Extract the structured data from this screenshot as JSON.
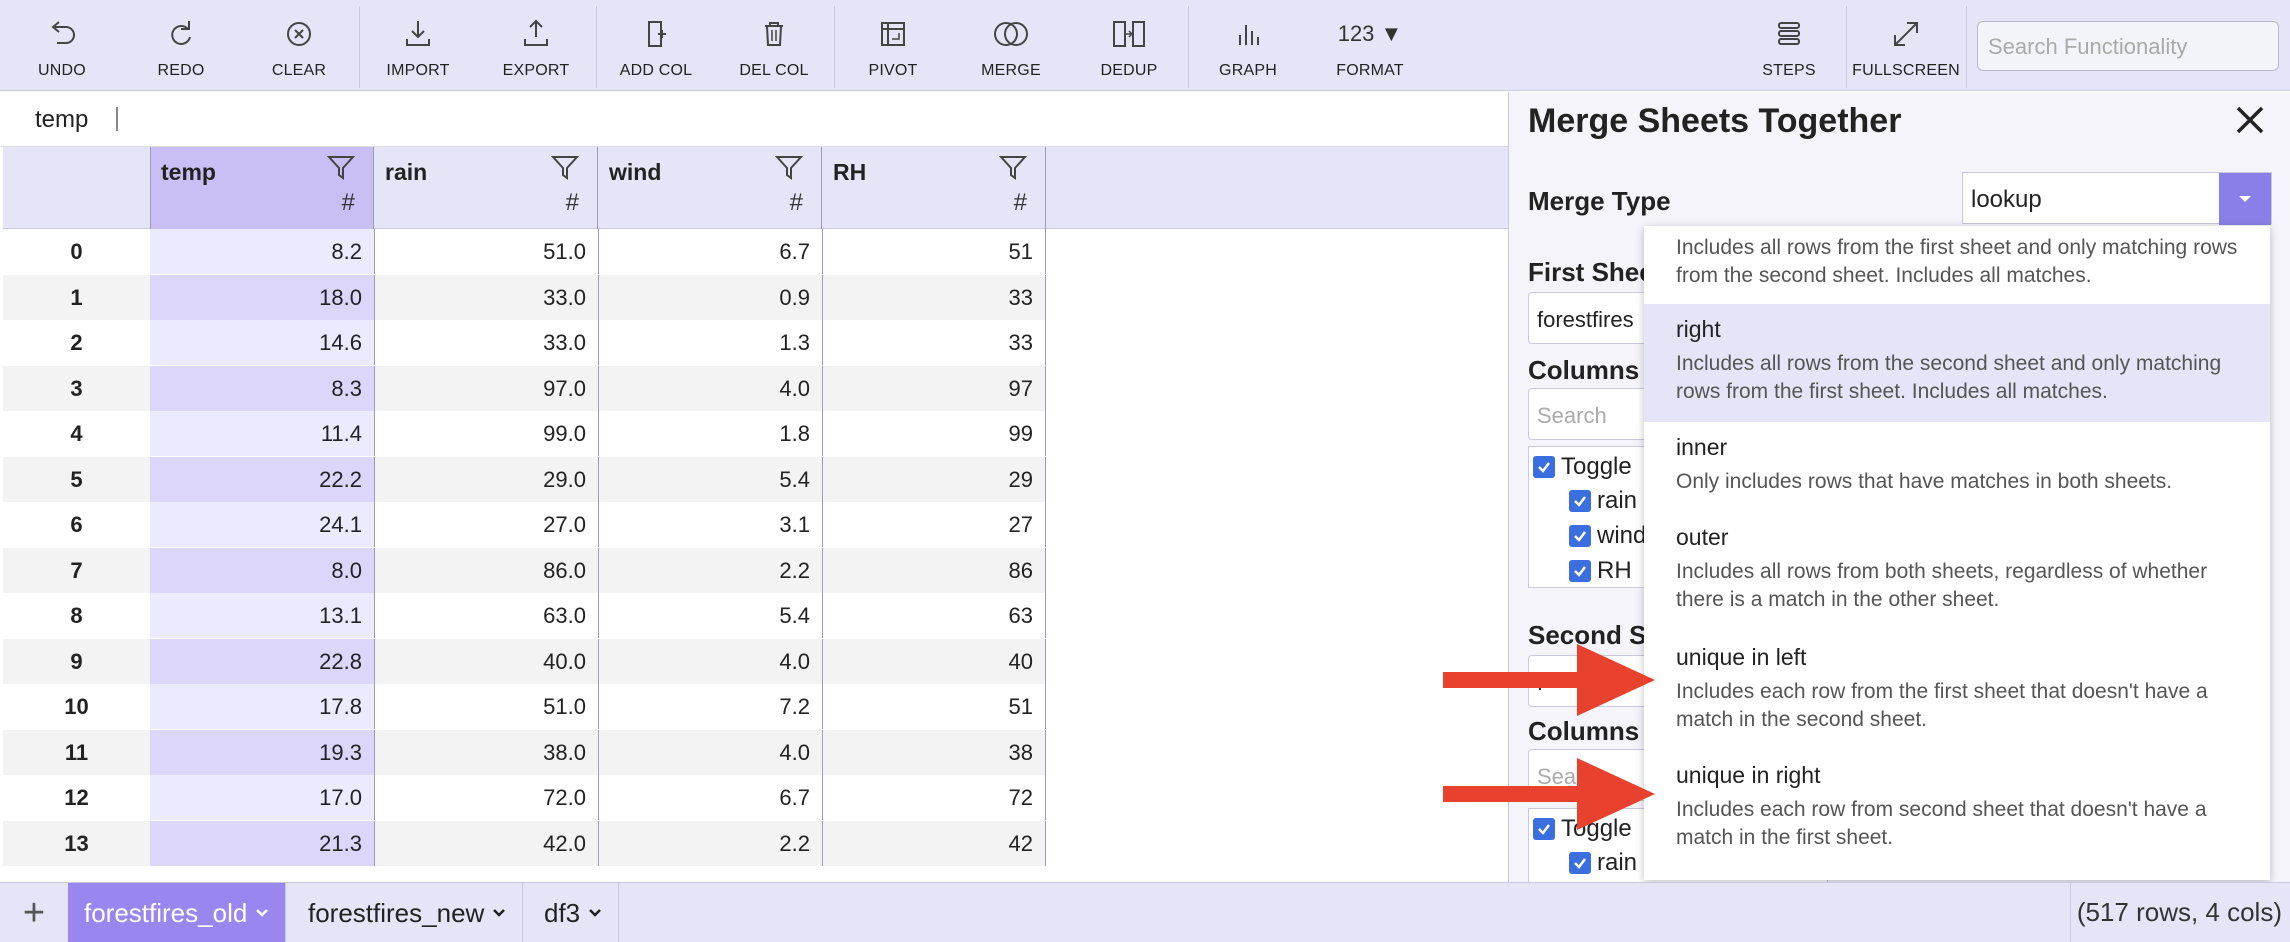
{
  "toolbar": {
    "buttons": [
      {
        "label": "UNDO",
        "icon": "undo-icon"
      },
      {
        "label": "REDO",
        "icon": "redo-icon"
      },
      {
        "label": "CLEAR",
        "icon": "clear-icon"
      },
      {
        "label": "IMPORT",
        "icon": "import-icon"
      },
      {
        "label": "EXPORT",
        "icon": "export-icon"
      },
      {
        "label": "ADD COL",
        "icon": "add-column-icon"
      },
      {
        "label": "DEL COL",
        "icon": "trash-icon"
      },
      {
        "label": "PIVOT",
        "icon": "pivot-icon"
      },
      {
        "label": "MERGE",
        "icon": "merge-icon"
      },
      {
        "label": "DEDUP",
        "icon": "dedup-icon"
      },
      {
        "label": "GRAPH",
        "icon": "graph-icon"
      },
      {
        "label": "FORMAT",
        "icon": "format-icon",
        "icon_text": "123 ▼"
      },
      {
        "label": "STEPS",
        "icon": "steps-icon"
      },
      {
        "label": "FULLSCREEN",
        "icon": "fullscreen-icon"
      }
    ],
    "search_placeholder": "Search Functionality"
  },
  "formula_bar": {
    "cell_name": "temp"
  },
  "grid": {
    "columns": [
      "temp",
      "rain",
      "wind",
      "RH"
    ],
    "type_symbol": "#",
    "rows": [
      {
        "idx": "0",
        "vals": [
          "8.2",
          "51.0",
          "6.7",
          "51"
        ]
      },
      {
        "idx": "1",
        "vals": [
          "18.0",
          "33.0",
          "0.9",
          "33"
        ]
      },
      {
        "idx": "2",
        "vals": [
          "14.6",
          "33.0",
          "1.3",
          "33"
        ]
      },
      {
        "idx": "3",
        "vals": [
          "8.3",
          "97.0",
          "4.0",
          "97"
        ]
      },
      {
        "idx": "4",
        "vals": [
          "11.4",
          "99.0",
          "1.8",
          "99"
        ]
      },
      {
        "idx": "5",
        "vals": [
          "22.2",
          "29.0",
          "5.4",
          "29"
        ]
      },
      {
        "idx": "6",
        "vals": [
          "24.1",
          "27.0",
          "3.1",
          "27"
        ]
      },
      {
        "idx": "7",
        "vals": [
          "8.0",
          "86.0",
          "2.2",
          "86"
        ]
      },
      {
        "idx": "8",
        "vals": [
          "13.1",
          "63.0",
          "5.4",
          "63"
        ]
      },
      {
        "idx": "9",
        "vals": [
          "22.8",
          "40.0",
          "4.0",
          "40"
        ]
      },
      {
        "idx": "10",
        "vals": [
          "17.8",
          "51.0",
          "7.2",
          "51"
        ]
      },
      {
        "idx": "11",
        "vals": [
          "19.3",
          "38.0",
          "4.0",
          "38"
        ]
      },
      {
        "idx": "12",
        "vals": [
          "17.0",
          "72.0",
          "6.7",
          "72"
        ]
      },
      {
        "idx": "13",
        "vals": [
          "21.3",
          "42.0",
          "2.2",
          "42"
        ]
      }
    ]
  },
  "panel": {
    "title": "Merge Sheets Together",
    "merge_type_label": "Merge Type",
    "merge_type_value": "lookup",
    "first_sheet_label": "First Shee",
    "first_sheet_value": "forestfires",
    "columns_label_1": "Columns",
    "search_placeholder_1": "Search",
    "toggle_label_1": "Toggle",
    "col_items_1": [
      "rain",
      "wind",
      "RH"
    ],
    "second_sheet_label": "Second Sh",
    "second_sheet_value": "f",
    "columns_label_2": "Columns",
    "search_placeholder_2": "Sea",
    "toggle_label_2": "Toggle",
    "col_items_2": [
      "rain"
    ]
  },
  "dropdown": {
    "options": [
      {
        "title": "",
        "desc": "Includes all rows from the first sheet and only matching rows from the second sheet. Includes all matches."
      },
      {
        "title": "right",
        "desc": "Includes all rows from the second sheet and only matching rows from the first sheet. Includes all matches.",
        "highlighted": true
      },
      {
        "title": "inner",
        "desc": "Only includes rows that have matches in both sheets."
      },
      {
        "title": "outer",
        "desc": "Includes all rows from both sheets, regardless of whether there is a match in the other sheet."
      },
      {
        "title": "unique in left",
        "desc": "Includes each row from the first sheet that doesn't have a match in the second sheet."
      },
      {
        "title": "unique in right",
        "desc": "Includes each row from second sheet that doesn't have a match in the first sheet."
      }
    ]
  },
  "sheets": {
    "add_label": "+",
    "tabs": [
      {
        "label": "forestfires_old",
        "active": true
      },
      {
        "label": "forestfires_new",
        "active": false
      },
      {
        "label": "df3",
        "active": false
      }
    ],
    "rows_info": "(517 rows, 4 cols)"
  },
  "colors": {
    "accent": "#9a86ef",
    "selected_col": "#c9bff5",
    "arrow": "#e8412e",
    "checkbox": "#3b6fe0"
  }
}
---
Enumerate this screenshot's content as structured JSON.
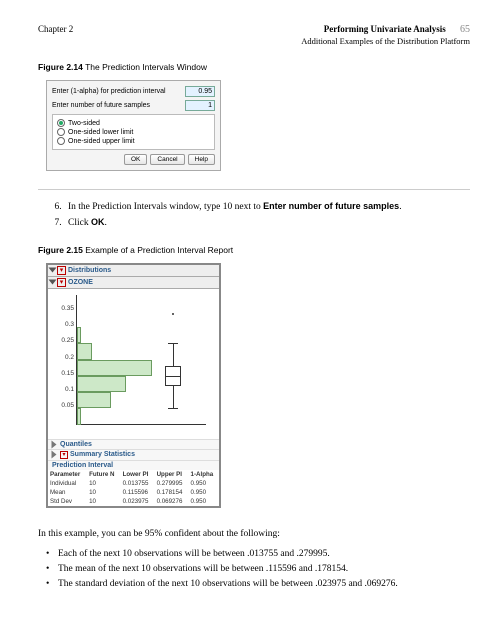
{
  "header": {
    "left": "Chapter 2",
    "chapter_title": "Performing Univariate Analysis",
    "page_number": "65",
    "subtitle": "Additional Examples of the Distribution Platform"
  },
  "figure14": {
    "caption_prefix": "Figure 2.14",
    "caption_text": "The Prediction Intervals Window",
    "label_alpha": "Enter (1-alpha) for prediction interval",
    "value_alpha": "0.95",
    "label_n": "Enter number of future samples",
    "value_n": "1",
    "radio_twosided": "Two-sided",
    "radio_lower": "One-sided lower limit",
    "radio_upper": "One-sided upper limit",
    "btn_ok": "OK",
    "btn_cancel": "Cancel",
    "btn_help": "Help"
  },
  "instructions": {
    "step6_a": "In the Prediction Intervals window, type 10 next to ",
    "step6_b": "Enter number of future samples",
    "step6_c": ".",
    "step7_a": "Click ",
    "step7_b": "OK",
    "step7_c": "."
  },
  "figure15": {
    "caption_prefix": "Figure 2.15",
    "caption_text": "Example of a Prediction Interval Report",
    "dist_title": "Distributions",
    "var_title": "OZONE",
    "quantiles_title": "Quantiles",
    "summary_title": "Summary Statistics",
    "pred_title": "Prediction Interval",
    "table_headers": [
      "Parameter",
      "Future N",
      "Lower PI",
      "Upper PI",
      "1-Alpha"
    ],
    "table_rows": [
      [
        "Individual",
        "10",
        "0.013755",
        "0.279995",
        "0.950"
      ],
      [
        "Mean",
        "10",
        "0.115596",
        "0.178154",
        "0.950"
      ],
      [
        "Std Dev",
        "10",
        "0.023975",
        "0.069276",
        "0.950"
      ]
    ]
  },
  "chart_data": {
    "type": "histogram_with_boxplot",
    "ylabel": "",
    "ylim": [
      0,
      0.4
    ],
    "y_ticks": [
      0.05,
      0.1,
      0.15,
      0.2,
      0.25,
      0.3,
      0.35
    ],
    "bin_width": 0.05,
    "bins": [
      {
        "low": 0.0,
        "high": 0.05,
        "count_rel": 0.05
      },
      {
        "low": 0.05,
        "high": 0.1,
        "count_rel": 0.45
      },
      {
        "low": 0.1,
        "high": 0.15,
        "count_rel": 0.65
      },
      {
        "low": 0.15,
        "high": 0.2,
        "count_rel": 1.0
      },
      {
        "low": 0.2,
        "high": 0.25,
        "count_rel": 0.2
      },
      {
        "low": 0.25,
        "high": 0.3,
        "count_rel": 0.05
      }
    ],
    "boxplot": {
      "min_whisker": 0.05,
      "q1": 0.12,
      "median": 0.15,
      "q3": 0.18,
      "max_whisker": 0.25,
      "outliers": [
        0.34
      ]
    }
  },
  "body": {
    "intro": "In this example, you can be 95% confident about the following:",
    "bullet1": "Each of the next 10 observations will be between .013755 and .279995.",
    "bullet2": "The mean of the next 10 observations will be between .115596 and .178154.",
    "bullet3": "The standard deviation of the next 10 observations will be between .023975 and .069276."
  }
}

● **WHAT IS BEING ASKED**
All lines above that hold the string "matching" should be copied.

● **REPLY**
        "desc": "Includes all rows from the first sheet and only matching rows from the second sheet. Includes all matches."
        "desc": "Includes all rows from the second sheet and only matching rows from the first sheet. Includes all matches.",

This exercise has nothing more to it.